Gogo's ground-to-air transmitters typically mandate evaluating service while jetting around the country above 10,000 feet. Sure, you don't need to waste fuel flying around an empty airliner, but even the company's small jet can burn through quite a bit of cash. ViaSat, on the other hand, can do much of its service testing on the ground, using that fairly ordinary Ford van pictured just above. The reason, of course, relates to the location of the company's transmitter -- namely, the ViaSat-1 satellite, positioned some 22,000 miles above the ground. In the air, planes will actually be nearer to the orbiting device, rather than farther away, and assuming a line-of-sight link from the road, the truck can work out kinks at a fraction of the cost.

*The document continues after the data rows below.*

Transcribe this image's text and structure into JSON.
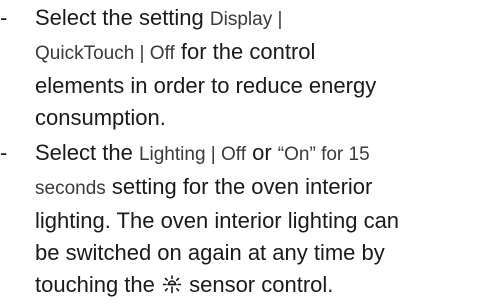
{
  "bullet": "-",
  "item1": {
    "before": "Select the setting ",
    "ui_setting": "Display |\nQuickTouch | Off",
    "after": " for the control\nelements in order to reduce energy\nconsumption."
  },
  "item2": {
    "before": "Select the ",
    "ui_setting": "Lighting | Off",
    "or": " or ",
    "ui_on": "“On” for 15\nseconds",
    "after": " setting for the oven interior\nlighting. The oven interior lighting can\nbe switched on again at any time by\ntouching the ",
    "icon": "light-sun-icon",
    "end": " sensor control."
  }
}
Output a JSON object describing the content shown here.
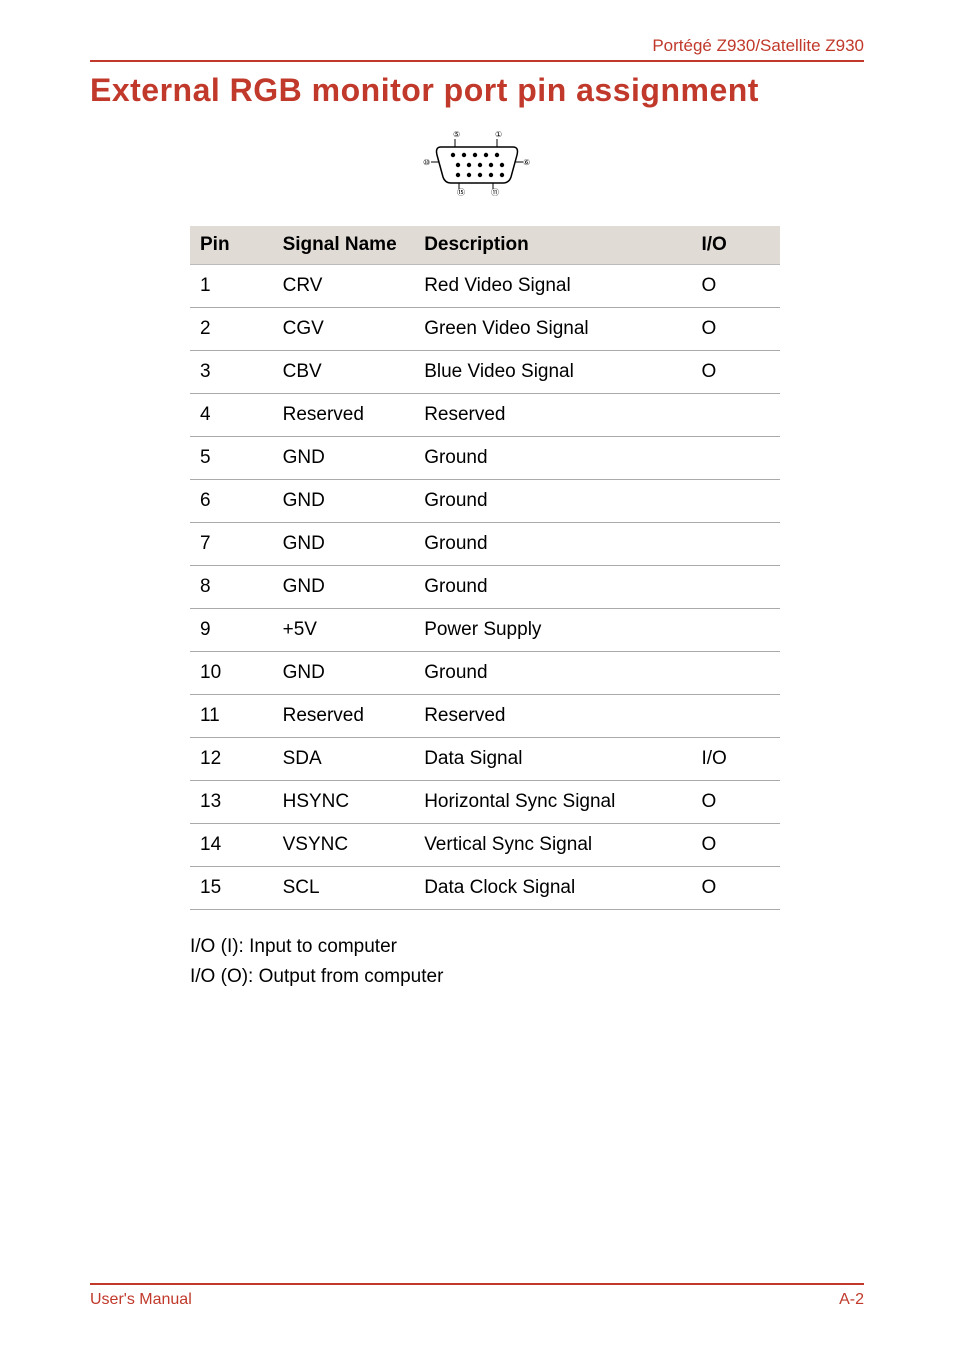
{
  "header": {
    "product": "Portégé Z930/Satellite Z930"
  },
  "title": "External RGB monitor port pin assignment",
  "table": {
    "headers": {
      "pin": "Pin",
      "signal": "Signal Name",
      "desc": "Description",
      "io": "I/O"
    },
    "rows": [
      {
        "pin": "1",
        "signal": "CRV",
        "desc": "Red Video Signal",
        "io": "O"
      },
      {
        "pin": "2",
        "signal": "CGV",
        "desc": "Green Video Signal",
        "io": "O"
      },
      {
        "pin": "3",
        "signal": "CBV",
        "desc": "Blue Video Signal",
        "io": "O"
      },
      {
        "pin": "4",
        "signal": "Reserved",
        "desc": "Reserved",
        "io": ""
      },
      {
        "pin": "5",
        "signal": "GND",
        "desc": "Ground",
        "io": ""
      },
      {
        "pin": "6",
        "signal": "GND",
        "desc": "Ground",
        "io": ""
      },
      {
        "pin": "7",
        "signal": "GND",
        "desc": "Ground",
        "io": ""
      },
      {
        "pin": "8",
        "signal": "GND",
        "desc": "Ground",
        "io": ""
      },
      {
        "pin": "9",
        "signal": "+5V",
        "desc": "Power Supply",
        "io": ""
      },
      {
        "pin": "10",
        "signal": "GND",
        "desc": "Ground",
        "io": ""
      },
      {
        "pin": "11",
        "signal": "Reserved",
        "desc": "Reserved",
        "io": ""
      },
      {
        "pin": "12",
        "signal": "SDA",
        "desc": "Data Signal",
        "io": "I/O"
      },
      {
        "pin": "13",
        "signal": "HSYNC",
        "desc": "Horizontal Sync Signal",
        "io": "O"
      },
      {
        "pin": "14",
        "signal": "VSYNC",
        "desc": "Vertical Sync Signal",
        "io": "O"
      },
      {
        "pin": "15",
        "signal": "SCL",
        "desc": "Data Clock Signal",
        "io": "O"
      }
    ]
  },
  "notes": {
    "line1": "I/O (I): Input to computer",
    "line2": "I/O (O): Output from computer"
  },
  "footer": {
    "left": "User's Manual",
    "right": "A-2"
  },
  "diagram": {
    "corner_labels": {
      "tl": "5",
      "tr": "1",
      "ml": "10",
      "mr": "6",
      "bl": "15",
      "br": "11"
    }
  }
}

That white dome atop the van, which is similar to the device that'll soon be mounted on JetBlue's fleet, maintains a constant connection by rotating instantly as the van moves -- if the vehicle's heading changes, the antenna array will turn, too, so it's always pointed directly at the sat in the sky. You may have seen ViaSat's van driving down Southern California's freeways, but the rig has just arrived in Orlando, for some additional testing a few degrees away from the company's Carlsbad home. Assuming all goes well here, you'll be shooting around the web courtesy of Fly-Fi in no time at all.